Your AC Will Need Spring Maintenance Soon, both Pro and DIY

With winter winding down in southwest Ohio, it’s not too early to start thinking about steps you’ll want to take to prep your air conditioning system for the spring. A mixture of easy do-it-yourself steps and a comprehensive maintenance check by your trusted HVAC professional are just the ticket for preparing your AC or heat pump for the lengthy cooling season.

First off, steps you can take yourself to get our AC ready for spring:

• The first one is obvious. Once it starts warming up outside, remove any cover that you’ve placed on your AC or heat pump’s outside compressor unit during the winter.

• Unless you’ve done it recently, replace the air filter in the inside unit of your AC or heat pump. If you’re like many homeowners, your furnace blower serves as the blower for your air conditioning system, and likely collected ample dust and debris over the long winter months. Likewise, if you used a heat pump for winter heating, its filter could be clogged as well. A dirty air filter will force the AC or heat pump blower to work overtime to push air through the system, which stresses the equipment, wastes energy and may reduce cooling efficiency.

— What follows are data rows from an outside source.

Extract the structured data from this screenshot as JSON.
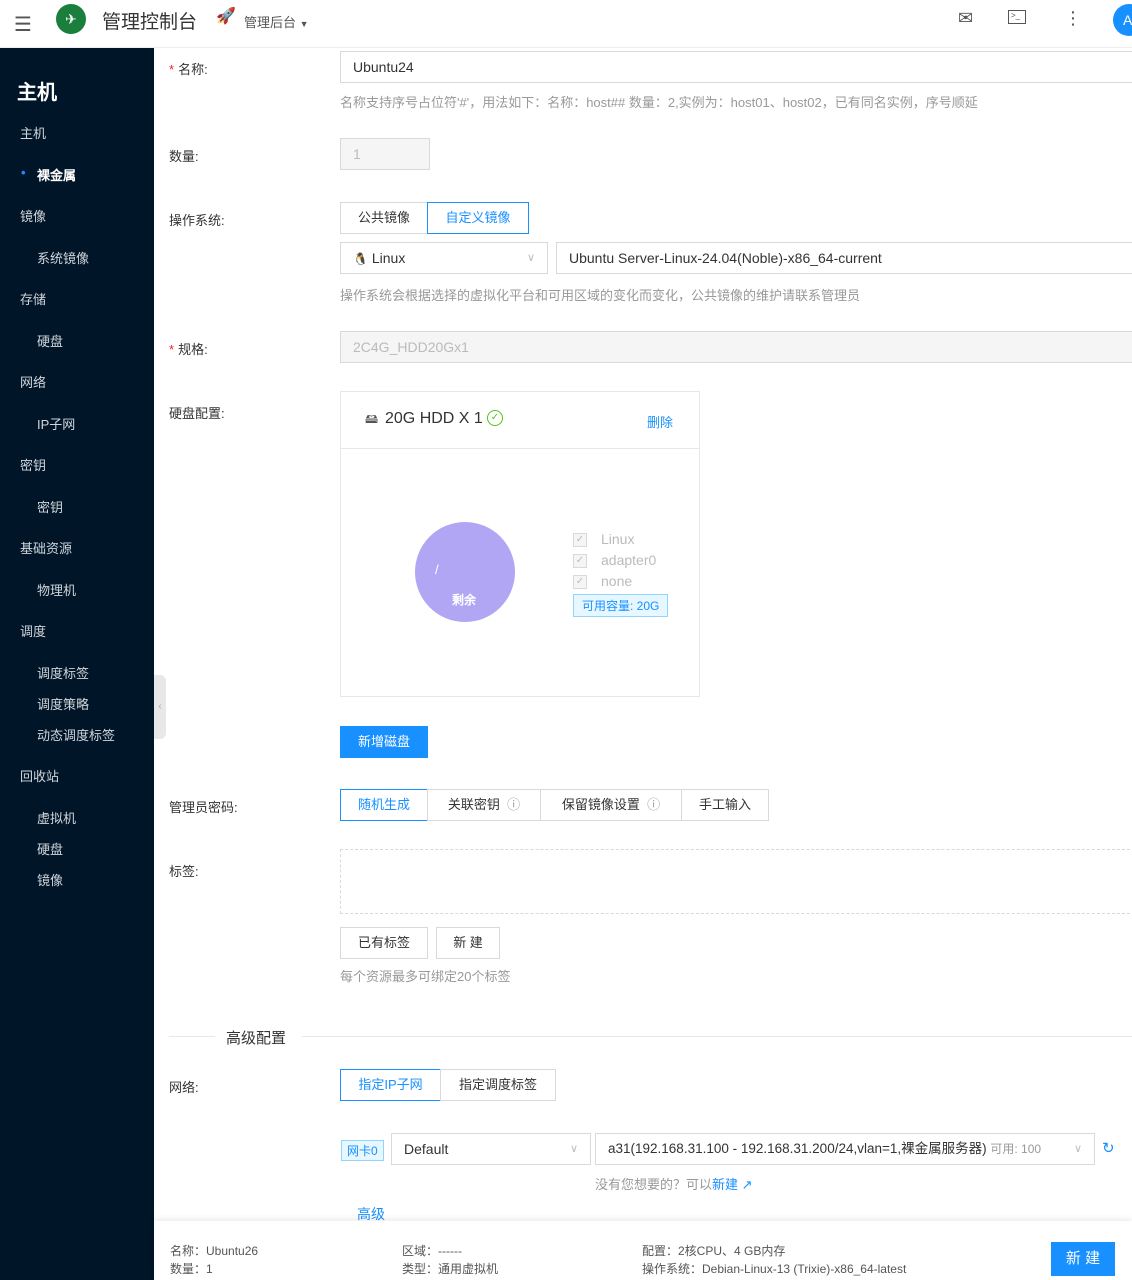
{
  "header": {
    "title": "管理控制台",
    "project": "管理后台",
    "avatar": "A"
  },
  "sidebar": {
    "title": "主机",
    "items": [
      {
        "label": "主机"
      },
      {
        "label": "裸金属",
        "active": true
      },
      {
        "label": "镜像"
      },
      {
        "label": "系统镜像"
      },
      {
        "label": "存储"
      },
      {
        "label": "硬盘"
      },
      {
        "label": "网络"
      },
      {
        "label": "IP子网"
      },
      {
        "label": "密钥"
      },
      {
        "label": "密钥"
      },
      {
        "label": "基础资源"
      },
      {
        "label": "物理机"
      },
      {
        "label": "调度"
      },
      {
        "label": "调度标签"
      },
      {
        "label": "调度策略"
      },
      {
        "label": "动态调度标签"
      },
      {
        "label": "回收站"
      },
      {
        "label": "虚拟机"
      },
      {
        "label": "硬盘"
      },
      {
        "label": "镜像"
      }
    ]
  },
  "form": {
    "name": {
      "label": "名称",
      "value": "Ubuntu24",
      "hint": "名称支持序号占位符'#'，用法如下：名称：host## 数量：2,实例为：host01、host02，已有同名实例，序号顺延"
    },
    "count": {
      "label": "数量",
      "value": "1"
    },
    "os": {
      "label": "操作系统",
      "tabs": [
        "公共镜像",
        "自定义镜像"
      ],
      "active_tab": 1,
      "os_type": "Linux",
      "image": "Ubuntu Server-Linux-24.04(Noble)-x86_64-current",
      "hint": "操作系统会根据选择的虚拟化平台和可用区域的变化而变化，公共镜像的维护请联系管理员"
    },
    "spec": {
      "label": "规格",
      "placeholder": "2C4G_HDD20Gx1"
    },
    "disk": {
      "label": "硬盘配置",
      "title": "20G HDD X 1",
      "delete": "删除",
      "pie_labels": [
        "/",
        "剩余"
      ],
      "pie_color": "#b0a6f4",
      "legend": [
        "Linux",
        "adapter0",
        "none"
      ],
      "capacity": "可用容量: 20G",
      "add": "新增磁盘"
    },
    "password": {
      "label": "管理员密码",
      "options": [
        "随机生成",
        "关联密钥",
        "保留镜像设置",
        "手工输入"
      ],
      "active": 0
    },
    "tags": {
      "label": "标签",
      "buttons": [
        "已有标签",
        "新 建"
      ],
      "hint": "每个资源最多可绑定20个标签"
    },
    "advanced": {
      "title": "高级配置"
    },
    "network": {
      "label": "网络",
      "tabs": [
        "指定IP子网",
        "指定调度标签"
      ],
      "active": 0,
      "nic": "网卡0",
      "vpc": "Default",
      "subnet": "a31(192.168.31.100 - 192.168.31.200/24,vlan=1,裸金属服务器)",
      "avail": "可用: 100",
      "missing": "没有您想要的？可以",
      "create": "新建",
      "advanced": "高级"
    }
  },
  "footer": {
    "name": "名称：Ubuntu26",
    "count": "数量：1",
    "region": "区域：------",
    "type": "类型：通用虚拟机",
    "config": "配置：2核CPU、4 GB内存",
    "os": "操作系统：Debian-Linux-13 (Trixie)-x86_64-latest",
    "submit": "新 建"
  },
  "colors": {
    "accent": "#1890ff",
    "sidebar": "#011528"
  }
}
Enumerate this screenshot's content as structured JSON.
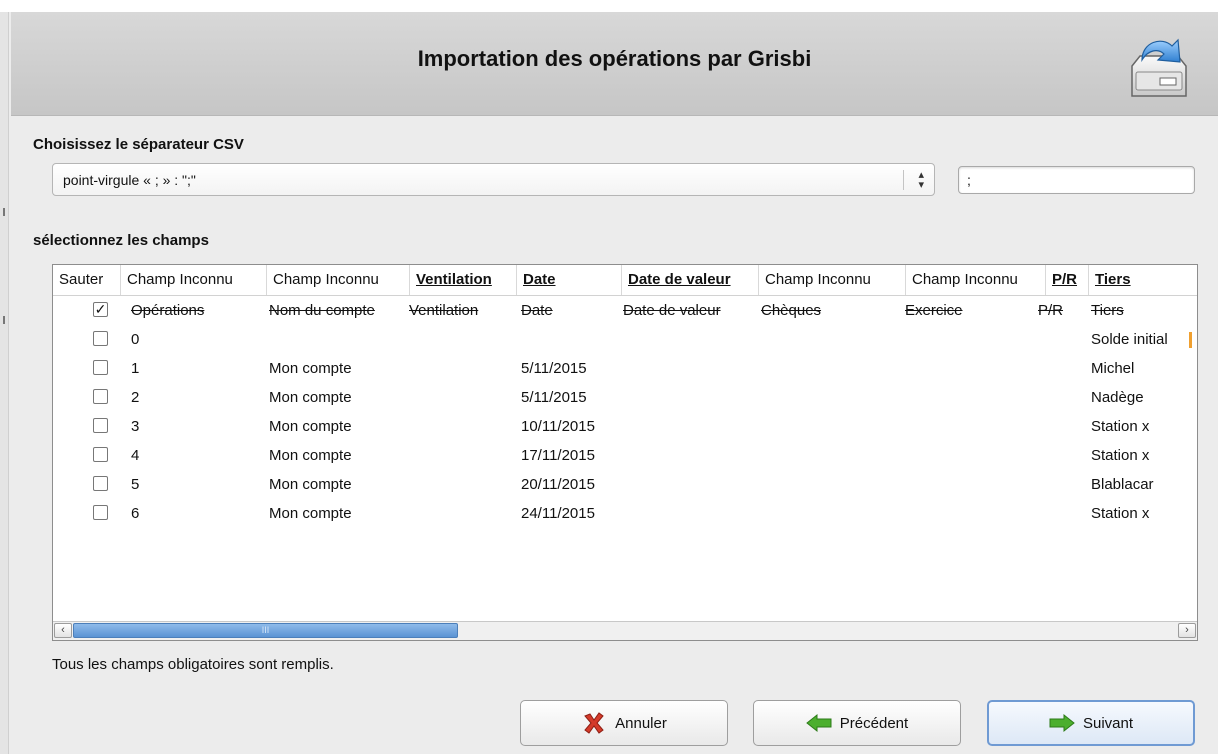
{
  "header": {
    "title": "Importation des opérations par Grisbi"
  },
  "separator": {
    "label": "Choisissez le séparateur CSV",
    "selected": "point-virgule « ; » : \";\"",
    "custom_value": ";"
  },
  "fields": {
    "label": "sélectionnez les champs",
    "columns": [
      {
        "label": "Sauter",
        "bold": false
      },
      {
        "label": "Champ Inconnu",
        "bold": false
      },
      {
        "label": "Champ Inconnu",
        "bold": false
      },
      {
        "label": "Ventilation",
        "bold": true
      },
      {
        "label": "Date",
        "bold": true
      },
      {
        "label": "Date de valeur",
        "bold": true
      },
      {
        "label": "Champ Inconnu",
        "bold": false
      },
      {
        "label": "Champ Inconnu",
        "bold": false
      },
      {
        "label": "P/R",
        "bold": true
      },
      {
        "label": "Tiers",
        "bold": true
      }
    ],
    "rows": [
      {
        "skip": true,
        "cells": [
          "Opérations",
          "Nom du compte",
          "Ventilation",
          "Date",
          "Date de valeur",
          "Chèques",
          "Exercice",
          "P/R",
          "Tiers"
        ]
      },
      {
        "skip": false,
        "cells": [
          "0",
          "",
          "",
          "",
          "",
          "",
          "",
          "",
          "Solde initial"
        ]
      },
      {
        "skip": false,
        "cells": [
          "1",
          "Mon compte",
          "",
          "5/11/2015",
          "",
          "",
          "",
          "",
          "Michel"
        ]
      },
      {
        "skip": false,
        "cells": [
          "2",
          "Mon compte",
          "",
          "5/11/2015",
          "",
          "",
          "",
          "",
          "Nadège"
        ]
      },
      {
        "skip": false,
        "cells": [
          "3",
          "Mon compte",
          "",
          "10/11/2015",
          "",
          "",
          "",
          "",
          "Station x"
        ]
      },
      {
        "skip": false,
        "cells": [
          "4",
          "Mon compte",
          "",
          "17/11/2015",
          "",
          "",
          "",
          "",
          "Station x"
        ]
      },
      {
        "skip": false,
        "cells": [
          "5",
          "Mon compte",
          "",
          "20/11/2015",
          "",
          "",
          "",
          "",
          "Blablacar"
        ]
      },
      {
        "skip": false,
        "cells": [
          "6",
          "Mon compte",
          "",
          "24/11/2015",
          "",
          "",
          "",
          "",
          "Station x"
        ]
      }
    ],
    "scrollbar_grip": "III"
  },
  "status": "Tous les champs obligatoires sont remplis.",
  "buttons": {
    "cancel": "Annuler",
    "previous": "Précédent",
    "next": "Suivant"
  },
  "icons": {
    "header": "import-drive-icon",
    "cancel": "red-x-icon",
    "previous": "green-left-arrow-icon",
    "next": "green-right-arrow-icon"
  },
  "colors": {
    "header_bg": "#cdcdcd",
    "scroll_thumb": "#5b93d4",
    "arrow_green": "#4caf2e",
    "cancel_red": "#d43a2a"
  }
}
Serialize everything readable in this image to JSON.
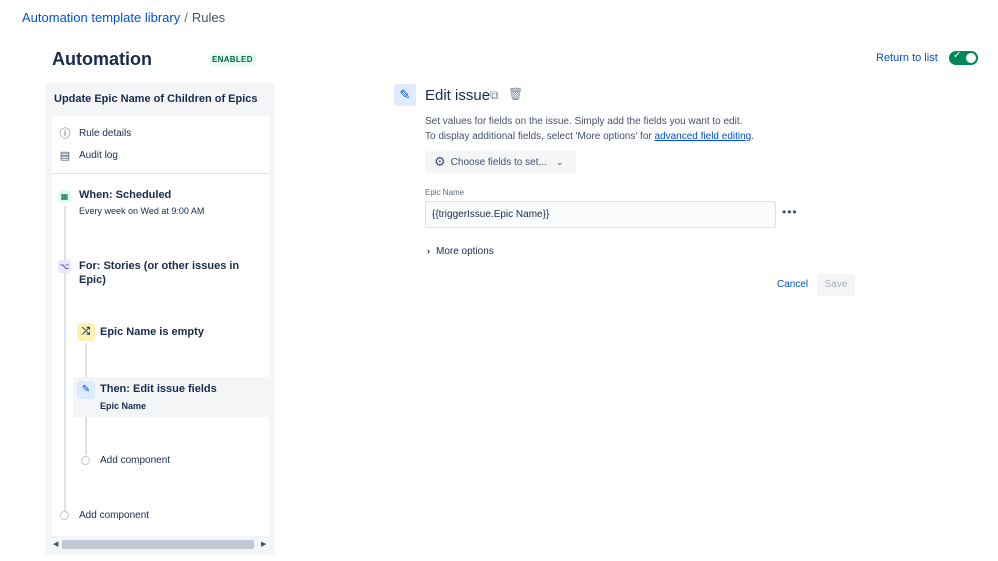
{
  "breadcrumb": {
    "library": "Automation template library",
    "separator": "/",
    "current": "Rules"
  },
  "header": {
    "title": "Automation",
    "status": "ENABLED",
    "return_link": "Return to list",
    "toggle_on": true
  },
  "sidebar": {
    "rule_name": "Update Epic Name of Children of Epics",
    "nav": [
      {
        "label": "Rule details",
        "icon": "info-icon"
      },
      {
        "label": "Audit log",
        "icon": "document-icon"
      }
    ],
    "components": {
      "trigger": {
        "title": "When: Scheduled",
        "subtitle": "Every week on Wed at 9:00 AM",
        "icon": "calendar-icon"
      },
      "branch": {
        "title": "For: Stories (or other issues in Epic)",
        "icon": "hierarchy-icon"
      },
      "condition": {
        "title": "Epic Name is empty",
        "icon": "shuffle-icon"
      },
      "action": {
        "title": "Then: Edit issue fields",
        "subtitle": "Epic Name",
        "icon": "pencil-icon"
      }
    },
    "add_component_inner": "Add component",
    "add_component_outer": "Add component"
  },
  "editor": {
    "title": "Edit issue",
    "desc_line1": "Set values for fields on the issue. Simply add the fields you want to edit.",
    "desc_line2_prefix": "To display additional fields, select 'More options' for ",
    "desc_link": "advanced field editing",
    "desc_line2_suffix": ".",
    "choose_fields": "Choose fields to set...",
    "field_label": "Epic Name",
    "field_value": "{{triggerIssue.Epic Name}}",
    "more_options": "More options",
    "cancel": "Cancel",
    "save": "Save"
  },
  "colors": {
    "accent": "#0052cc",
    "enabled_green": "#00875a",
    "lozenge_bg": "#e3fcef",
    "lozenge_text": "#006644"
  }
}
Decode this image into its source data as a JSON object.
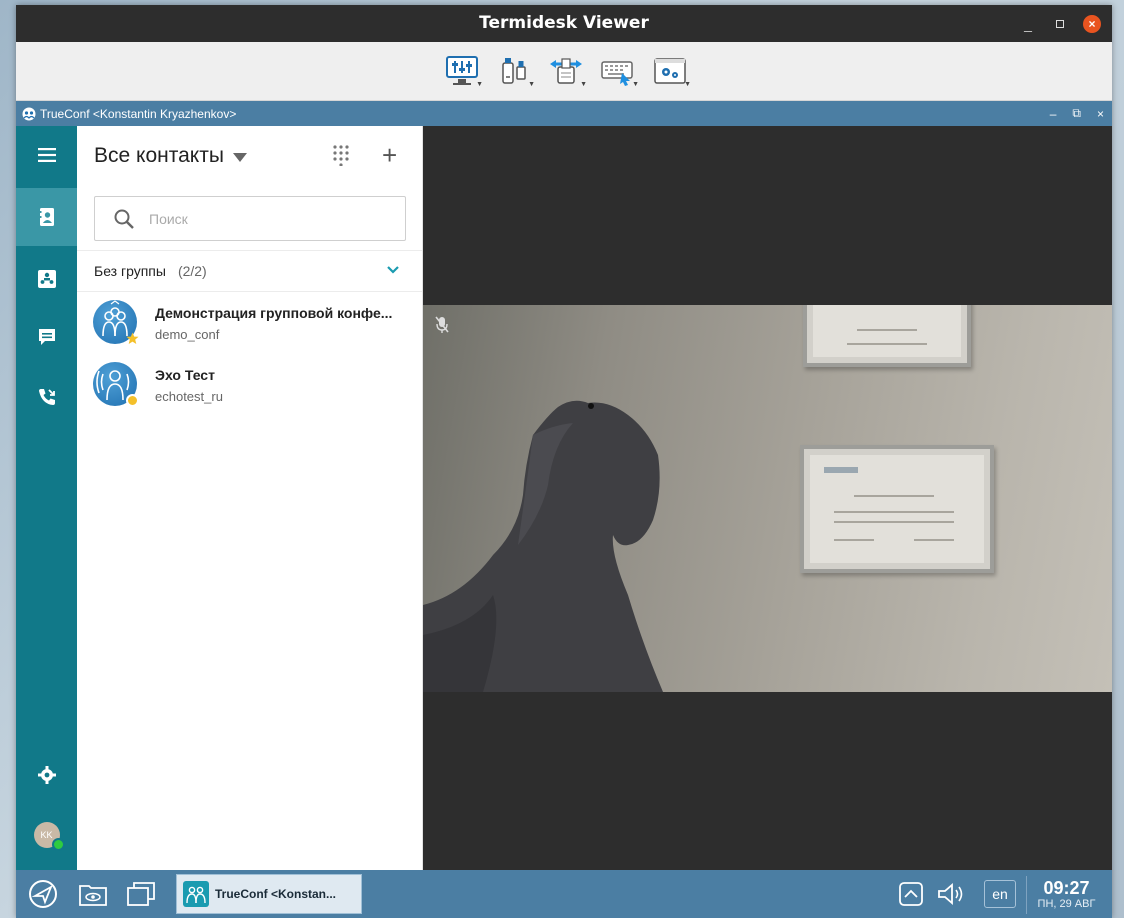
{
  "window": {
    "title": "Termidesk Viewer",
    "minimize_glyph": "_",
    "close_glyph": "×"
  },
  "toolbar": {
    "buttons": [
      {
        "icon": "equalizer-settings-icon"
      },
      {
        "icon": "usb-devices-icon"
      },
      {
        "icon": "clipboard-transfer-icon"
      },
      {
        "icon": "keyboard-input-icon"
      },
      {
        "icon": "viewer-settings-icon"
      }
    ]
  },
  "trueconf_window": {
    "title": "TrueConf <Konstantin Kryazhenkov>",
    "controls": {
      "minimize": "–",
      "restore": "⧉",
      "close": "×"
    }
  },
  "nav": {
    "items": [
      {
        "icon": "menu-icon"
      },
      {
        "icon": "contacts-book-icon",
        "active": true
      },
      {
        "icon": "conferences-icon"
      },
      {
        "icon": "chat-icon"
      },
      {
        "icon": "call-history-icon"
      },
      {
        "icon": "settings-gear-icon"
      },
      {
        "icon": "user-avatar-icon",
        "initials": "KK",
        "status_color": "#2ecc40"
      }
    ]
  },
  "contacts": {
    "header": "Все контакты",
    "search_placeholder": "Поиск",
    "group": {
      "name": "Без группы",
      "count": "(2/2)"
    },
    "items": [
      {
        "name": "Демонстрация групповой конфе...",
        "login": "demo_conf",
        "badge_color": "#f4c02a"
      },
      {
        "name": "Эхо Тест",
        "login": "echotest_ru",
        "badge_color": "#f4c02a"
      }
    ]
  },
  "video": {
    "mic_muted": true
  },
  "taskbar": {
    "app_label": "TrueConf <Konstan...",
    "lang": "en",
    "time": "09:27",
    "date": "ПН, 29 АВГ"
  },
  "colors": {
    "nav_bg": "#117989",
    "nav_active": "#3a97a6",
    "titlebar_bg": "#2d2d2d",
    "window_bar": "#4b7ea3",
    "accent": "#1a9bb0"
  }
}
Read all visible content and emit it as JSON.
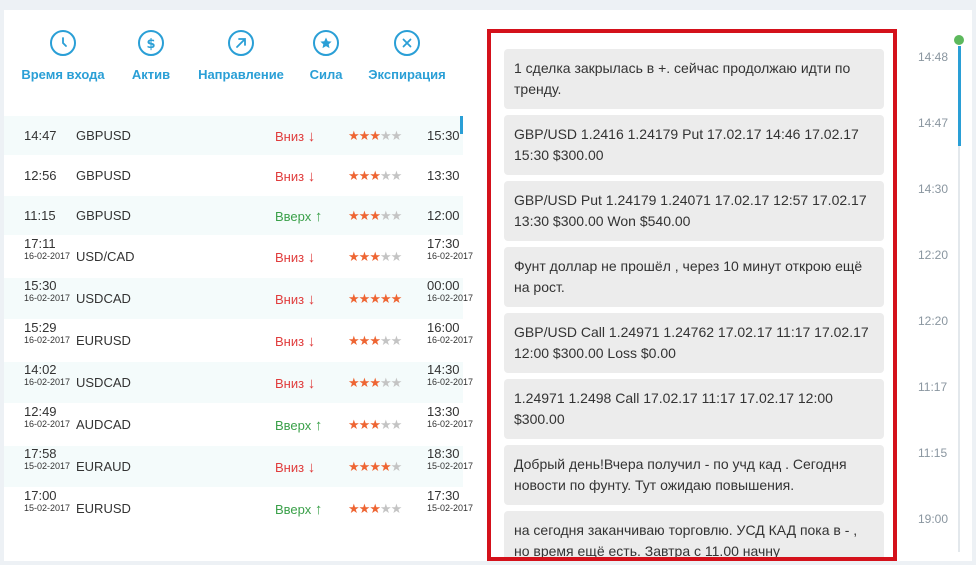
{
  "header": {
    "columns": [
      {
        "label": "Время входа",
        "icon": "clock-icon"
      },
      {
        "label": "Актив",
        "icon": "dollar-icon"
      },
      {
        "label": "Направление",
        "icon": "arrow-up-right-icon"
      },
      {
        "label": "Сила",
        "icon": "star-icon"
      },
      {
        "label": "Экспирация",
        "icon": "x-icon"
      }
    ]
  },
  "trades": [
    {
      "time": "14:47",
      "date": "",
      "asset": "GBPUSD",
      "direction": "Вниз",
      "arrow": "↓",
      "dir": "down",
      "strength": 3,
      "exp_time": "15:30",
      "exp_date": ""
    },
    {
      "time": "12:56",
      "date": "",
      "asset": "GBPUSD",
      "direction": "Вниз",
      "arrow": "↓",
      "dir": "down",
      "strength": 3,
      "exp_time": "13:30",
      "exp_date": ""
    },
    {
      "time": "11:15",
      "date": "",
      "asset": "GBPUSD",
      "direction": "Вверх",
      "arrow": "↑",
      "dir": "up",
      "strength": 3,
      "exp_time": "12:00",
      "exp_date": ""
    },
    {
      "time": "17:11",
      "date": "16-02-2017",
      "asset": "USD/CAD",
      "direction": "Вниз",
      "arrow": "↓",
      "dir": "down",
      "strength": 3,
      "exp_time": "17:30",
      "exp_date": "16-02-2017"
    },
    {
      "time": "15:30",
      "date": "16-02-2017",
      "asset": "USDCAD",
      "direction": "Вниз",
      "arrow": "↓",
      "dir": "down",
      "strength": 5,
      "exp_time": "00:00",
      "exp_date": "16-02-2017"
    },
    {
      "time": "15:29",
      "date": "16-02-2017",
      "asset": "EURUSD",
      "direction": "Вниз",
      "arrow": "↓",
      "dir": "down",
      "strength": 3,
      "exp_time": "16:00",
      "exp_date": "16-02-2017"
    },
    {
      "time": "14:02",
      "date": "16-02-2017",
      "asset": "USDCAD",
      "direction": "Вниз",
      "arrow": "↓",
      "dir": "down",
      "strength": 3,
      "exp_time": "14:30",
      "exp_date": "16-02-2017"
    },
    {
      "time": "12:49",
      "date": "16-02-2017",
      "asset": "AUDCAD",
      "direction": "Вверх",
      "arrow": "↑",
      "dir": "up",
      "strength": 3,
      "exp_time": "13:30",
      "exp_date": "16-02-2017"
    },
    {
      "time": "17:58",
      "date": "15-02-2017",
      "asset": "EURAUD",
      "direction": "Вниз",
      "arrow": "↓",
      "dir": "down",
      "strength": 4,
      "exp_time": "18:30",
      "exp_date": "15-02-2017"
    },
    {
      "time": "17:00",
      "date": "15-02-2017",
      "asset": "EURUSD",
      "direction": "Вверх",
      "arrow": "↑",
      "dir": "up",
      "strength": 3,
      "exp_time": "17:30",
      "exp_date": "15-02-2017"
    }
  ],
  "messages": [
    "1 сделка закрылась в +. сейчас продолжаю идти по тренду.",
    "GBP/USD 1.2416 1.24179 Put 17.02.17 14:46 17.02.17 15:30 $300.00",
    "GBP/USD Put 1.24179 1.24071 17.02.17 12:57 17.02.17 13:30 $300.00 Won $540.00",
    "Фунт доллар не прошёл , через 10 минут открою ещё на рост.",
    "GBP/USD Call 1.24971 1.24762 17.02.17 11:17 17.02.17 12:00 $300.00 Loss $0.00",
    "1.24971 1.2498 Call 17.02.17 11:17 17.02.17 12:00 $300.00",
    "Добрый день!Вчера получил - по учд кад . Сегодня новости по фунту. Тут ожидаю повышения.",
    "на сегодня заканчиваю торговлю. УСД КАД пока в - , но время ещё есть. Завтра с 11.00 начну"
  ],
  "timeline": [
    "14:48",
    "14:47",
    "14:30",
    "12:20",
    "12:20",
    "11:17",
    "11:15",
    "19:00"
  ],
  "colors": {
    "accent": "#2a9fd6",
    "down": "#e03c3c",
    "up": "#3aa049",
    "star": "#ee6533",
    "highlight_border": "#d4111b",
    "online": "#5cb85c"
  }
}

• Inspect the area around the AC’s outside unit to make sure there’s no vegetation, clutter or other objects restricting the clear flow of air into and out of the condenser/compressor unit.

• Similarly, you want a clear path for conditioned air blowing from supply registers, and back into return registers. It’s not unusual for rugs, drapes, furniture, toys and other household items to inadvertently get shoved overtop registers. This will force your system to work harder than necessary to cool your home.

• Air leaks may have developed in the outer perimeter of your home over the winter, or may have been there in the first place. During hot weather, this means your cooling system has to work harder and longer to satisfy the setting on the thermostat. Common areas for air leaks are where building materials meet (such as foundation and drywall), where utilities penetrate exterior walls in the home, such as exhaust pipes, plumbing and electrical conduits, and around windows and doors. Depending on the particular type of leak, use caulk, weatherstripping or spray foam to seal the leaks and make your home as airtight as possible.

Now that you’ve done your part to prepare your home for the warm spring and summer weather, it’s time to call in your trusted HVAC professional to complete a spring maintenance tune-up on your cooling system. Or perhaps you already have a maintenance agreement with a local HVAC business, in which case they’ll likely call to arrange your annual maintenance visit.

Professional Spring AC Maintenance Visit

The HVAC technician who comes to your home likely will perform the following tasks:

• If necessary, they’ll clean the coils in your AC or heat pump (both inside and outside). Dirt and dust can coat the outside condensing coil, while the inside evaporator coil is an inviting hideout for mold and bacteria. Either way, a dirty coil can reduce the efficiency of the heat-exchange process that’s at the heart of air conditioning technology.

• They’ll clean and lubricate moving parts in components such as the blower or air handler motor, compressor and capacitor, and inspect that equipment to make sure it’s not verging on failure.

• They’ll check electrical connections, cleaning terminals as needed.

• They’ll check the refrigerant level to make sure it meets manufacturer guidelines. If the level is low, they’ll check for any leaks, and then fill it to the correct level (after addressing any defects).

• Check airflow in the cooling system and adjust if necessary

• Inspect the condensate pan and drain for your AC or heat pump.

• In some spring maintenance checks, the technician also will inspect ductwork for any leaks or other defects.

• The technician should check the thermostat for proper operation and calibration. If you have an old-school manual thermostat, they may suggest that you upgrade to a modern programmable model. The resulting energy savings you obtain from programming temperature adjustments to fit your daily schedule will more than pay for that upgrade, in relatively short order.